The Obama administration and many members of Congress are seeking legislation to create a more expansive public-private information sharing program for cybersecurity. Such legislation would make it easier for the government to share information about cyber threats with private companies, and would enable companies to share cyber threat information with the government without fear of liability. The lead Senate bill, S. 3414, the Cybersecurity Act, which is backed by the Obama administration, would designate DHS as the lead federal agency to manage such an information sharing program. By contrast, the Cyber Intelligence Sharing and Protection Act (CISPA) passed by the House earlier this year would allow the National Security Agency (NSA) and other military agencies to play this role. It is likely that the next Congress will consider legislation creating a cybersecurity information sharing program, and if it moves forward, DHS is certainly the right agency to fill this role.

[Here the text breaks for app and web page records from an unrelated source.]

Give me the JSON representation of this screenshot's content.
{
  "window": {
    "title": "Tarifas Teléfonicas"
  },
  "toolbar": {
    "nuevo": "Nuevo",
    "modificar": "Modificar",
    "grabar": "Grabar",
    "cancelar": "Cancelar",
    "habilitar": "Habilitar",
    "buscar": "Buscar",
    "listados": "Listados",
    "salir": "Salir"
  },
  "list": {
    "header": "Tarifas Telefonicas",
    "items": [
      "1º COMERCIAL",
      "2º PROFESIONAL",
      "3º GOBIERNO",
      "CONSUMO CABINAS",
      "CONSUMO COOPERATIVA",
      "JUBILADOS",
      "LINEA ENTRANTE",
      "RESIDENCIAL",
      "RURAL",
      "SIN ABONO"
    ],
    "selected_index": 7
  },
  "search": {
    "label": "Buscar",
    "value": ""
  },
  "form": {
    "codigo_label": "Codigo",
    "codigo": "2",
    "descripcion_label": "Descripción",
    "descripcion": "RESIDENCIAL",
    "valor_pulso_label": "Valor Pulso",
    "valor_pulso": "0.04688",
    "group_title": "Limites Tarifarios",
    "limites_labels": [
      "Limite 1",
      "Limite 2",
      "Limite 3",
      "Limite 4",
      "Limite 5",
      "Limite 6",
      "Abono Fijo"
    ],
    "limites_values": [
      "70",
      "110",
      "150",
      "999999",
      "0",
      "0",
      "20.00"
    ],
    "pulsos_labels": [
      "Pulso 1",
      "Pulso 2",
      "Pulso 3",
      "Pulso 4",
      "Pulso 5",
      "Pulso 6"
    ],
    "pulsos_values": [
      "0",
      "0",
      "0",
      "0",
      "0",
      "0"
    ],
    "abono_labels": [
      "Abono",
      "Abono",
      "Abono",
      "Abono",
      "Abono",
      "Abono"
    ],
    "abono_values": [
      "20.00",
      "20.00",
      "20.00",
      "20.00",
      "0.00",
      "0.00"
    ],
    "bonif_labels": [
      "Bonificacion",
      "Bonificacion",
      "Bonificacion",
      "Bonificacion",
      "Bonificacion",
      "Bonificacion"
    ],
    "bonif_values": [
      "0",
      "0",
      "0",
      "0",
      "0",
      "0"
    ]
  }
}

The proposed information sharing program would facilitate private companies sending data from their networks to the federal government. This creates an increased risk that personally identifiable information and the content of private communications will be turned over to federal agencies even if this information is not related to any cybersecurity threat. Anyone who recalls the NSA warrantless wiretapping program should understand that we do not want the NSA or any other military agency handling a cybersecurity program for civilian networks. Rather, any program providing data from private civilian networks to the government should be handled and overseen by a civilian agency, and DHS has demonstrated that it is by far the best candidate.
As DHS begins its next decade, we expect its role in federal cybersecurity programs to grow, and The Constitution Project and other advocacy groups will continue promoting inclusion of robust privacy safeguards in all cybersecurity programs, as outlined in TCP’s reportRecommendations for the Implementation of a Comprehensive and Constitutional Cybersecurity Policy. Meanwhile, we urge DHS to continue to include its Privacy Office in developing and implementing cybersecurity policy and to protect Americans’ rights as well as our cybersecurity, and we call upon Congress and the Administration to support that work.
ACS is co-hosting a panel titled “DHS at 10: The Department of Homeland Security’s Past, Present and Future” with the Open Society Foundation this Wednesday, Nov. 28. Follow the conversation on Twitter with our hashtag #DHSat10.